Assigned task: Go through the listing and copy each line that has the string "kind" in it.
%%
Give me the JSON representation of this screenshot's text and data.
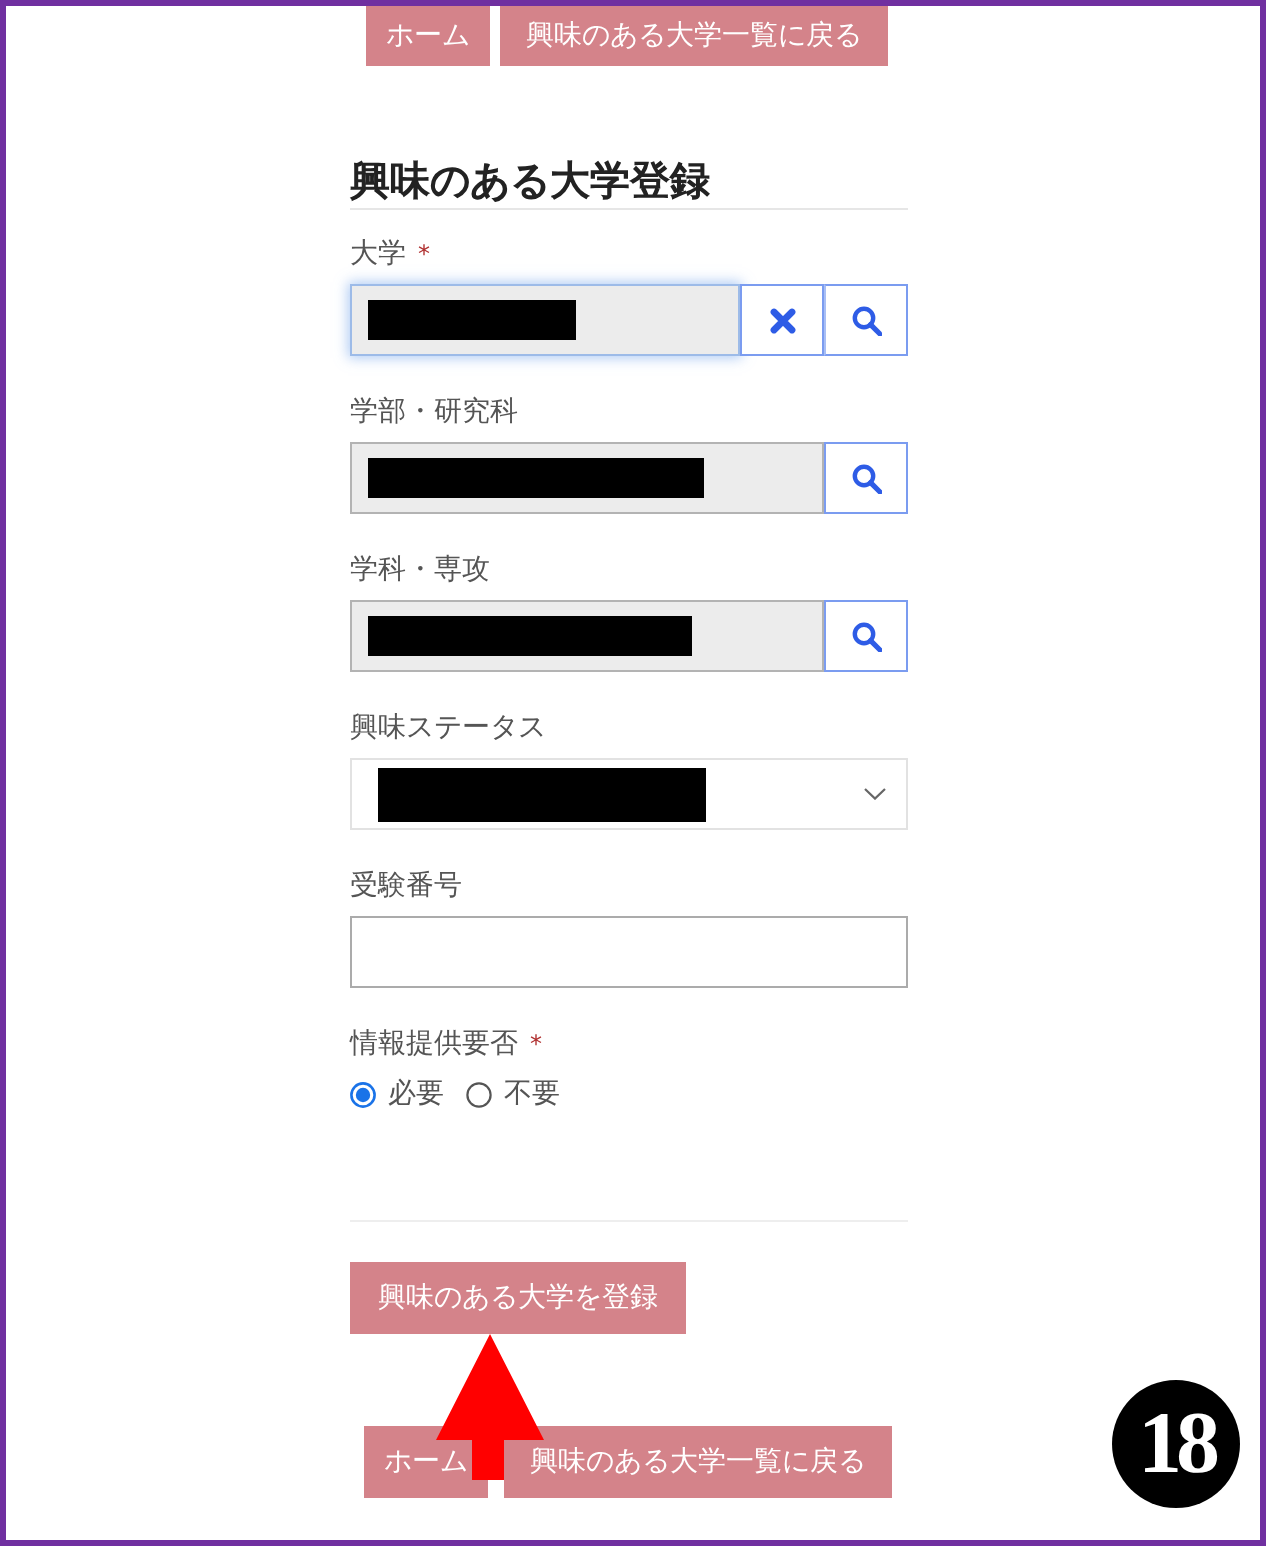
{
  "top_nav": [
    {
      "label": "ホーム"
    },
    {
      "label": "興味のある大学一覧に戻る"
    }
  ],
  "form": {
    "title": "興味のある大学登録",
    "fields": [
      {
        "kind": "lookup",
        "label": "大学",
        "required_mark": "*",
        "redacted": true,
        "clearable": true,
        "focused": true
      },
      {
        "kind": "lookup",
        "label": "学部・研究科",
        "redacted": true,
        "clearable": false,
        "focused": false
      },
      {
        "kind": "lookup",
        "label": "学科・専攻",
        "redacted": true,
        "clearable": false,
        "focused": false
      },
      {
        "kind": "select",
        "label": "興味ステータス",
        "redacted": true
      },
      {
        "kind": "text",
        "label": "受験番号"
      },
      {
        "kind": "radio",
        "label": "情報提供要否",
        "required_mark": "*",
        "options": [
          {
            "label": "必要",
            "selected": true
          },
          {
            "label": "不要",
            "selected": false
          }
        ]
      }
    ],
    "submit": "興味のある大学を登録"
  },
  "bottom_nav": [
    {
      "label": "ホーム"
    },
    {
      "label": "興味のある大学一覧に戻る"
    }
  ],
  "annotation": {
    "arrow": true,
    "step": "18"
  }
}
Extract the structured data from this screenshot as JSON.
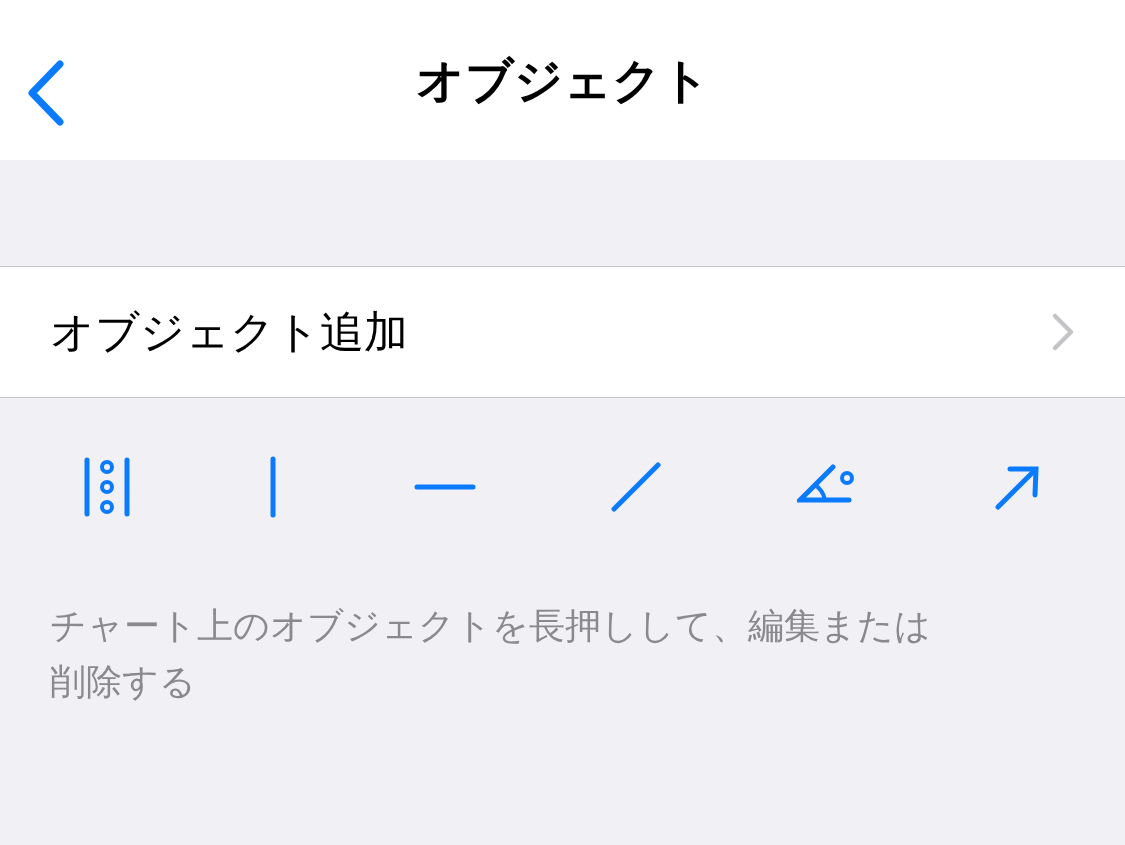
{
  "nav": {
    "title": "オブジェクト"
  },
  "row": {
    "label": "オブジェクト追加"
  },
  "tools": [
    {
      "kind": "channel"
    },
    {
      "kind": "vertical"
    },
    {
      "kind": "horizontal"
    },
    {
      "kind": "trend"
    },
    {
      "kind": "angle"
    },
    {
      "kind": "arrow"
    }
  ],
  "footer": "チャート上のオブジェクトを長押しして、編集または削除する"
}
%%
Worked solution:
        "kind": "lookup",
        "kind": "lookup",
        "kind": "lookup",
        "kind": "select",
        "kind": "text",
        "kind": "radio",
      "kind": "channel"
      "kind": "vertical"
      "kind": "horizontal"
      "kind": "trend"
      "kind": "angle"
      "kind": "arrow"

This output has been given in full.